My travels are a constant reminder of why I love the wild places of Montana. A conversation with a couple of Scotsmen really struck home with me. I asked if they ever hunted any of the few red deer I had seen, and I learned that most of the land was private and harvesting a red deer cost $2,000 per point for a total of $24,000 for a 6X6 stag, payable to the landowner. It was a stark contrast to the $20 I pay for an elk tag and the free access to the 2.2 million acres of the Kootenai National Forest and other public lands in Montana.

There is something about being in a wild place that both heightens our senses and soothes our souls.  Here in Kootenai country we live in a place surrounded by wildness and I believe this wildness is an essential part of what makes northwest Montana feel different, special, and like home.

Generations ago, our visionary ancestors made the decision to protect the public lands and wild places that we enjoy today. We are envied and respected by people from all over the globe for our foresight and commitment to protecting these treasures. They are a precious gift and an irreplaceable blessing, and it is indeed fitting to give thanks this holiday season that they still exist today, much as they did hundreds of years ago. We must strengthen our resolve to pay forward this quality of life we all share, for our children, grandchildren, and generations to come.

Submited by Alex Blackmer, by Gene Rekin, Libby, Mont.

Northwest MT elk. Photos by Steve Barta and courtesy of Alex  Blackmer.

 

Global Warming and

Climate Change – Part I
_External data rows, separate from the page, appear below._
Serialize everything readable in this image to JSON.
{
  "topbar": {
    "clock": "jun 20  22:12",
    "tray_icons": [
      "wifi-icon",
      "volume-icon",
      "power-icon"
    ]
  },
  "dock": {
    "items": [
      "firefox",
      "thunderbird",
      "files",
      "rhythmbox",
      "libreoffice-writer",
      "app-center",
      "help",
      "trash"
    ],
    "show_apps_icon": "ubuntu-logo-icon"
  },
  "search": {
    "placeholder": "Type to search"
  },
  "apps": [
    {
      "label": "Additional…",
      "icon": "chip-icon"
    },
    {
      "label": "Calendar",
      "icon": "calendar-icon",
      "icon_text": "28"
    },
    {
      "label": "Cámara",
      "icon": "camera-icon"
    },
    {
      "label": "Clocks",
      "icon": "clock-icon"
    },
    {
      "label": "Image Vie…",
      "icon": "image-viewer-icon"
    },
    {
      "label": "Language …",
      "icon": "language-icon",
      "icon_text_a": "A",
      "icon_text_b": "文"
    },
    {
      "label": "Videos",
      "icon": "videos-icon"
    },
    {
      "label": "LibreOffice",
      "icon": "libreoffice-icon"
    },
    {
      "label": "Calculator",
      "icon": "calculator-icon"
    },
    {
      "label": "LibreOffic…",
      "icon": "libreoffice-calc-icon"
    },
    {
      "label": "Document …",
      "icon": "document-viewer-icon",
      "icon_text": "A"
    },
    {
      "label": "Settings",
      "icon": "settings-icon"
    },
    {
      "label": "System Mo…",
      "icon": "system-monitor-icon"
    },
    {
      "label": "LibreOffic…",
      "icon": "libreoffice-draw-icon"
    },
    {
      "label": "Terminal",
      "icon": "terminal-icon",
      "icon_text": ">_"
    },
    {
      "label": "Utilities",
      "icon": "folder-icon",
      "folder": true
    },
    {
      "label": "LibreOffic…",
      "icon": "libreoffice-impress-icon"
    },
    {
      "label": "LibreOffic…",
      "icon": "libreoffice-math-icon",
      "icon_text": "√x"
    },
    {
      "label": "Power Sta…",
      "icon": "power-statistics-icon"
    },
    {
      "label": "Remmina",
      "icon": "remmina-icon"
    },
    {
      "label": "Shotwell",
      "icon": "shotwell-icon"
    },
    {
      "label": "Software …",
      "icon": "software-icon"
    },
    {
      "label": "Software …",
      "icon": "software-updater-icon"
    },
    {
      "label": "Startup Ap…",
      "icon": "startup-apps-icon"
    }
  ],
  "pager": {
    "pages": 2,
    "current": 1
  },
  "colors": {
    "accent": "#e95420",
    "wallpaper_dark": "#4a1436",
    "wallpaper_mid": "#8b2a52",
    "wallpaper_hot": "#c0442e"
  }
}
The mission of the Kootenai Climate Group is to help our community understand climate science, identify associated issues, and promote both local and global solutions. A good place to start is to understand the difference between weather and climate. Weather describes short term, day-to-day conditions like temperature, humidity, precipitation, cloudiness and wind. Climate describes how weather “behaves” over seasons, years, centuries and millennia. In any location there will be seasons or years that are colder or warmer, drier or wetter, but climate is characterized by long term averages. The colder than average conditions we experienced this year were just a variation on the cooler side of average. Our brief cold snaps this fall, or even an entire cool year, does not tell us what the trend of the average temperature is over time and by no means characterizes a long term trend in our climate.

Using the data from thousands of weather stations around the earth and satellite remote sensing, scientists are able to determine the annual global average temperature. Examination of temperature data going back to the late 1800s conclusively demonstrates the earth has been getting warmer. The last five years have been the hottest five years ever recorded.

The principle cause of accelerated global warming right now is the increase in greenhouse gas emissions from human activities. These gases are trapping more solar energy in our atmosphere, enhancing a process known as the greenhouse effect. This process is much like how sunlight streaming through a window is trapped and warms a room. The greenhouse gases of primary concern are carbon dioxide, methane, nitrous oxides and fluorinated gases (e.g. refrigerants). Scientists used computerized models to test different factors that influence the earth’s temperature and have determined that the increasing concentration of greenhouse gases in the atmosphere is the only valid explanation for the rate of increase we are experiencing. Warming of our land masses, and most importantly our oceans, changes the global pattern of ocean currents which dictate the characteristics of climate and weather. This affects every organism on earth.

Montana, like other northern states, is actually warming faster than the United States as a whole and is projected to continue to do so. Depending on the effort we make to combat global warming, average temperatures in Montana are projected to increase by 5.6 to 9.8 degrees F by the end of this century. This would have significant impacts on our environment and our way of life. We will discuss those potential impacts in future articles.

References: NASA.gov/earth 2019, Climate.gov 2019, IPCC.ch AR5 2014, Montanaclimate.org 2017

Submitted by Kris Newgard, Gene Reckin and Russ Gautreaux for the Kootenai Climate Group, Libby, Mont.